One of the best examples of how ML is enabling precision medicine is biotech company Moderna’s ability to accelerate every step of the process in developing an mRNA vaccine for COVID-19. Moderna began work on its vaccine the moment the novel coronavirus’s genetic sequence was published. Within days, the company had finalised the sequence for its mRNA vaccine in partnership with the National Institutes of Health.
Moderna was able to begin manufacturing the first clinical-grade batch of the vaccine within two months of completing the sequencing—a process that historically has taken up to 10 years.
Enabling better educated, more engaged patients
Personalised health isn’t only about treating disease, it’s about providing access to resources and information specific to a patient’s needs. ML is playing a key role in curating content that can help to educate and support patients, caregivers and their families.
Breastcancer.org allows individuals with breast cancer to upload their pathology report to a private and secure personal account.

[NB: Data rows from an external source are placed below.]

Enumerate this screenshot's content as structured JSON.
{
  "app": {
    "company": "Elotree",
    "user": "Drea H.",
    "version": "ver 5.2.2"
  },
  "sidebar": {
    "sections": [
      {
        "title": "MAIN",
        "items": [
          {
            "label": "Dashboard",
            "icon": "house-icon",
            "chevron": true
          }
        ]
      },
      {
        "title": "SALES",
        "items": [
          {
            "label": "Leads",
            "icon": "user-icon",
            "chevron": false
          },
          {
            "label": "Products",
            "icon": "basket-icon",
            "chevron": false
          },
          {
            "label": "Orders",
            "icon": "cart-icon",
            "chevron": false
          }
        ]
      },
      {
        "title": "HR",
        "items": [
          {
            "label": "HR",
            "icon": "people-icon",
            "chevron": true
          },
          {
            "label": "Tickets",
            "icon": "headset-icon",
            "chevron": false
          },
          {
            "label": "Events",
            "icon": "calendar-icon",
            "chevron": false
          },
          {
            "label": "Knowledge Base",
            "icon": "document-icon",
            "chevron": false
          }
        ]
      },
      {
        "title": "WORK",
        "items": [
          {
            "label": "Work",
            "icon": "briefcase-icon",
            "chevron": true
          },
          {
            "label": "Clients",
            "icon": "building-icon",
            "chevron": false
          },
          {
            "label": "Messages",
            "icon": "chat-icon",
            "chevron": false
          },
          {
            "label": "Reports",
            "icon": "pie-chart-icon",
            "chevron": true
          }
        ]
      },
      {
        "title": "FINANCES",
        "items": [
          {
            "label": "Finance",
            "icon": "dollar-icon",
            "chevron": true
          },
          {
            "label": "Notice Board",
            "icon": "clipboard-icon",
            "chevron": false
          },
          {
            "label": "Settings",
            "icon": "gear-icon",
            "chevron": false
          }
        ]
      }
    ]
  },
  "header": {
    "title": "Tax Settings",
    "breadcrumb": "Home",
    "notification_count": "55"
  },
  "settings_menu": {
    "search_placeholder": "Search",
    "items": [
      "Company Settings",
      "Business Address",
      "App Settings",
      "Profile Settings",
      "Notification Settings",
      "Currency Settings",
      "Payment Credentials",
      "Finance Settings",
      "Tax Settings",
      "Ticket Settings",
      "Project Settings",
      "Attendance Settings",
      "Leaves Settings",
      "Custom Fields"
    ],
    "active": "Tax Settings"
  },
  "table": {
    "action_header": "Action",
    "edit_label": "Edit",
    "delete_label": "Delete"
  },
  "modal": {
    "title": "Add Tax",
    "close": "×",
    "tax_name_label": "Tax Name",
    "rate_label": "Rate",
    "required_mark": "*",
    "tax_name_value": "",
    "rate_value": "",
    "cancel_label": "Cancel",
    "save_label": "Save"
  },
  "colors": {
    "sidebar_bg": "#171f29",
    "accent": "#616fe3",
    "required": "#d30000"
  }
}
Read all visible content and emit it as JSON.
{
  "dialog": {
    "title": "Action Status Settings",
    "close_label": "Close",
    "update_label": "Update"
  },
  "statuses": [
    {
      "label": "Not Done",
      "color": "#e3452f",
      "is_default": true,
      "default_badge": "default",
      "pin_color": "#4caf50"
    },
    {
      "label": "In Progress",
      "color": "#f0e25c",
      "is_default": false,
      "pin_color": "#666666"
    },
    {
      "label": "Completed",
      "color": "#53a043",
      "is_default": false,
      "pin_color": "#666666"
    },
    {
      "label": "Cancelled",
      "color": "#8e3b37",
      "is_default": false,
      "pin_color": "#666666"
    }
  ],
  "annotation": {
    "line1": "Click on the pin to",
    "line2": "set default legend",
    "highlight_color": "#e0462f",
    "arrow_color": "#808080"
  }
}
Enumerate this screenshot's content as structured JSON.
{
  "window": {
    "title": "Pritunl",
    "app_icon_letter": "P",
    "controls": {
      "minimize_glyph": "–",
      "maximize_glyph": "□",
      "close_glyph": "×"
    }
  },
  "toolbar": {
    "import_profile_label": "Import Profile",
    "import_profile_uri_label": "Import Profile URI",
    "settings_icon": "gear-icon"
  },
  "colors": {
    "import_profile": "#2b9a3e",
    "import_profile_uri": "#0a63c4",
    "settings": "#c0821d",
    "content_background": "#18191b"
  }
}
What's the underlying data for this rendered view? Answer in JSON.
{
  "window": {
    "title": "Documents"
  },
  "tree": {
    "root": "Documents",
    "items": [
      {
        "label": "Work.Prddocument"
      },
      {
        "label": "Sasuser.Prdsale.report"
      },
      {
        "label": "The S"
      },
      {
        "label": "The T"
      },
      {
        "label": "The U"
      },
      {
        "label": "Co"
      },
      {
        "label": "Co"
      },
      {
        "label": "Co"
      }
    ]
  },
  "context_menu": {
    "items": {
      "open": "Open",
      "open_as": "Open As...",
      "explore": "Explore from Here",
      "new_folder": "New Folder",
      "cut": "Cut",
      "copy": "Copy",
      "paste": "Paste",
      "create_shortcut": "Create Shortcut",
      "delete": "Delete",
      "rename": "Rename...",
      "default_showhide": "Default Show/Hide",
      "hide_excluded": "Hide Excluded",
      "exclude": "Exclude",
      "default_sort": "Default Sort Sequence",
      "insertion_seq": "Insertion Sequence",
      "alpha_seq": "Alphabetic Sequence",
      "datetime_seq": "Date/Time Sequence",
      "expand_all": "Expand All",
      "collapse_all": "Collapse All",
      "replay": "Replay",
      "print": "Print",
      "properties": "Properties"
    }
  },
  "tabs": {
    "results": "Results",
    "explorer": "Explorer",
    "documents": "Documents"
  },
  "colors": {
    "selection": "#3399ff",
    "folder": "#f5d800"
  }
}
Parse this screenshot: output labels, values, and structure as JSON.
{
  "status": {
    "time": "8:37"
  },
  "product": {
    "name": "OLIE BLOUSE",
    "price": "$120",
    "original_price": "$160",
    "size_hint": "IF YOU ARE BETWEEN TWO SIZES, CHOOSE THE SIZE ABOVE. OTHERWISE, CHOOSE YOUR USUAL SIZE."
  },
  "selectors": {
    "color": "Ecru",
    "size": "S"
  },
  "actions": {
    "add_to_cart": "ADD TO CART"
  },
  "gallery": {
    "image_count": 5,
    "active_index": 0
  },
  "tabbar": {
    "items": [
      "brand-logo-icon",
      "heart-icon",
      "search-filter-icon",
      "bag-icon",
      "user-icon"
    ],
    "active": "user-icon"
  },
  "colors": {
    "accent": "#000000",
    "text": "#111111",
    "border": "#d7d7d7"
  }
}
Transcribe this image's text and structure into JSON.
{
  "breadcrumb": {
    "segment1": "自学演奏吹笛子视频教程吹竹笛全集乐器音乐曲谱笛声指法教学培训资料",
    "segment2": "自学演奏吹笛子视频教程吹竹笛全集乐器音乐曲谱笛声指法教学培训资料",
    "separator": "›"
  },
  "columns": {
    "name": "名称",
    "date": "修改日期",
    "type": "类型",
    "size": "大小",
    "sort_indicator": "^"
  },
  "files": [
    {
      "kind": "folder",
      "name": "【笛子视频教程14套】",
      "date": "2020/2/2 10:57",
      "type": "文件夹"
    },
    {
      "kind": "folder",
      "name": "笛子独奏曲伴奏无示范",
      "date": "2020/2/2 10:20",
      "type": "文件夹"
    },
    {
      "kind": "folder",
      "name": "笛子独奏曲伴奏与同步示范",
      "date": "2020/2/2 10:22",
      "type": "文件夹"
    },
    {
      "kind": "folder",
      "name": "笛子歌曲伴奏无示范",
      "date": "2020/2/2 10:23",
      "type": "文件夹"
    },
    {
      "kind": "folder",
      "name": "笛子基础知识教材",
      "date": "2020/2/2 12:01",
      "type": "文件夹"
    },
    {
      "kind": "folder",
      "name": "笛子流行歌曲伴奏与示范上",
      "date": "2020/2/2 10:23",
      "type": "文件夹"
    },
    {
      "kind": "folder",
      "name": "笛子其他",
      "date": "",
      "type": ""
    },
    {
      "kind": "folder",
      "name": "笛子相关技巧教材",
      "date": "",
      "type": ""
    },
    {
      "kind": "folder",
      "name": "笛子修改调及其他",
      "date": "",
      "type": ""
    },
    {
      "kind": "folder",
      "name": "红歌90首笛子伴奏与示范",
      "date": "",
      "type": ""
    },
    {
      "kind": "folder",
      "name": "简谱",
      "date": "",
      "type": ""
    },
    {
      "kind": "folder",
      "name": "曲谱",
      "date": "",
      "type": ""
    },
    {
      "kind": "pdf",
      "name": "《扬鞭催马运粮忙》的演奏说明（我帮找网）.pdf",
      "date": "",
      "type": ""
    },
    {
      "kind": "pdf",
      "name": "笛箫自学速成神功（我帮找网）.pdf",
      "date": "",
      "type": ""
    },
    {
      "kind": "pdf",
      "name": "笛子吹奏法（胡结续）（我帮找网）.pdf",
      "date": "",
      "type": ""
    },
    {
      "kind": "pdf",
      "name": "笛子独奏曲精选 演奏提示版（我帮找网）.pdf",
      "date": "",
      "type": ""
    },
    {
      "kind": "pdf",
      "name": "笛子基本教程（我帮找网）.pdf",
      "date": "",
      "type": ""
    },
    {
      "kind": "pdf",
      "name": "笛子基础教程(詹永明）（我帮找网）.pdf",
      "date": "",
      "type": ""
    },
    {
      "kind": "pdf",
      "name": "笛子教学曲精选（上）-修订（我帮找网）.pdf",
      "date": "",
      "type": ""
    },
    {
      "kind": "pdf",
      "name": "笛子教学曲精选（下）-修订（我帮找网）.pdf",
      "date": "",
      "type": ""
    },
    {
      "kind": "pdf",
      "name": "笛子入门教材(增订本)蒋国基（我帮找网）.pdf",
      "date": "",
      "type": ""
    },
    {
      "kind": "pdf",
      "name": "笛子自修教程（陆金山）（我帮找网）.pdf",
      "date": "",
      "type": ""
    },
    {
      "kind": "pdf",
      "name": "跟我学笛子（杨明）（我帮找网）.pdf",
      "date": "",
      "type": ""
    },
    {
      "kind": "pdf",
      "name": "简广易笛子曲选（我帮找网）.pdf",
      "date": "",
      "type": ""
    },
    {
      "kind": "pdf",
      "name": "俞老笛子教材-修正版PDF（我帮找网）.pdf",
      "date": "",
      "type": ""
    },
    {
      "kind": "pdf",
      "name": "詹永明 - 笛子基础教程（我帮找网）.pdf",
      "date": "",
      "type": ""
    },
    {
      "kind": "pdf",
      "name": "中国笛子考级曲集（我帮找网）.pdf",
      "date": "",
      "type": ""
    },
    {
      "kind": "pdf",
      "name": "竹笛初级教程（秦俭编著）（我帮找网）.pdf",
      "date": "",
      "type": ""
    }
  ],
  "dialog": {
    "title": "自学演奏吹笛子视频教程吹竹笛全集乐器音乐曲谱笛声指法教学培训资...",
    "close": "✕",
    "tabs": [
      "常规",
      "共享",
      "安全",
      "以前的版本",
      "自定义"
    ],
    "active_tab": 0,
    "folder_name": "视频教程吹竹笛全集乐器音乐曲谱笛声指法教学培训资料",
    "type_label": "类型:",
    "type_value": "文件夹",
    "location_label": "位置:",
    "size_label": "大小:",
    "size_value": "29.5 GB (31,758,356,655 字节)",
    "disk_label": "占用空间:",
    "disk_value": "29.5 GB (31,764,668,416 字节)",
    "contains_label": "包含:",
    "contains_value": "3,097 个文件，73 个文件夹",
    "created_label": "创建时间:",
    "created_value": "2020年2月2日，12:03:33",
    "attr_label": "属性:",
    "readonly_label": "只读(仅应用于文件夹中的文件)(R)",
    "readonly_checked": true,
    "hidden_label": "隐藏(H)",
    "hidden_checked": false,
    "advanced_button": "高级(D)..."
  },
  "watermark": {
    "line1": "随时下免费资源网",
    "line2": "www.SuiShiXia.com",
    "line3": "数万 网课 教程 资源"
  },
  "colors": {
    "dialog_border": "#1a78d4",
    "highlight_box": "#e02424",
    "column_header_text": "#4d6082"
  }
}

The organisation uses ML-based natural language processing to analyse and understand the report and create personalised information for the patient based on their specific pathology.
Making COVID-19 lessons count
For the last decade, organisations have focused on digitising healthcare. Today, making sense of the data being captured will provide the biggest opportunity to transform care. Successful transformation will depend on enabling data to flow where it needs to be at the right time while ensuring that all data exchange is secure.
Interoperability is by far one of the most important topics in this discussion. Today, most healthcare data is stored in disparate formats (e.g., medical histories, physician notes and medical imaging reports), which makes extracting information challenging. ML models trained to support healthcare and life sciences organisations help solve this problem by automatically normalising, indexing, structuring and analysing data.
ML has the potential to bring data together in a way that creates a more complete view of a patient’s medical history, making it easier for providers to understand relationships in the data and compare specific data to the rest of the population. Better data management and analysis leads to better insights, which lead to smarter decisions. The net result is increased operational efficiency for improved care delivery and management, and most importantly, improved patient experiences and health outcomes.
Looking ahead, imagine a time when our pernicious medical conditions like cancer and diabetes can be treated with tailored medicines and care plans enabled by AI and ML. The pandemic was a turning point for how ML can be applied to tackle some of the toughest challenges in the healthcare industry, though we’ve only just scratched the surface of what it can accomplish.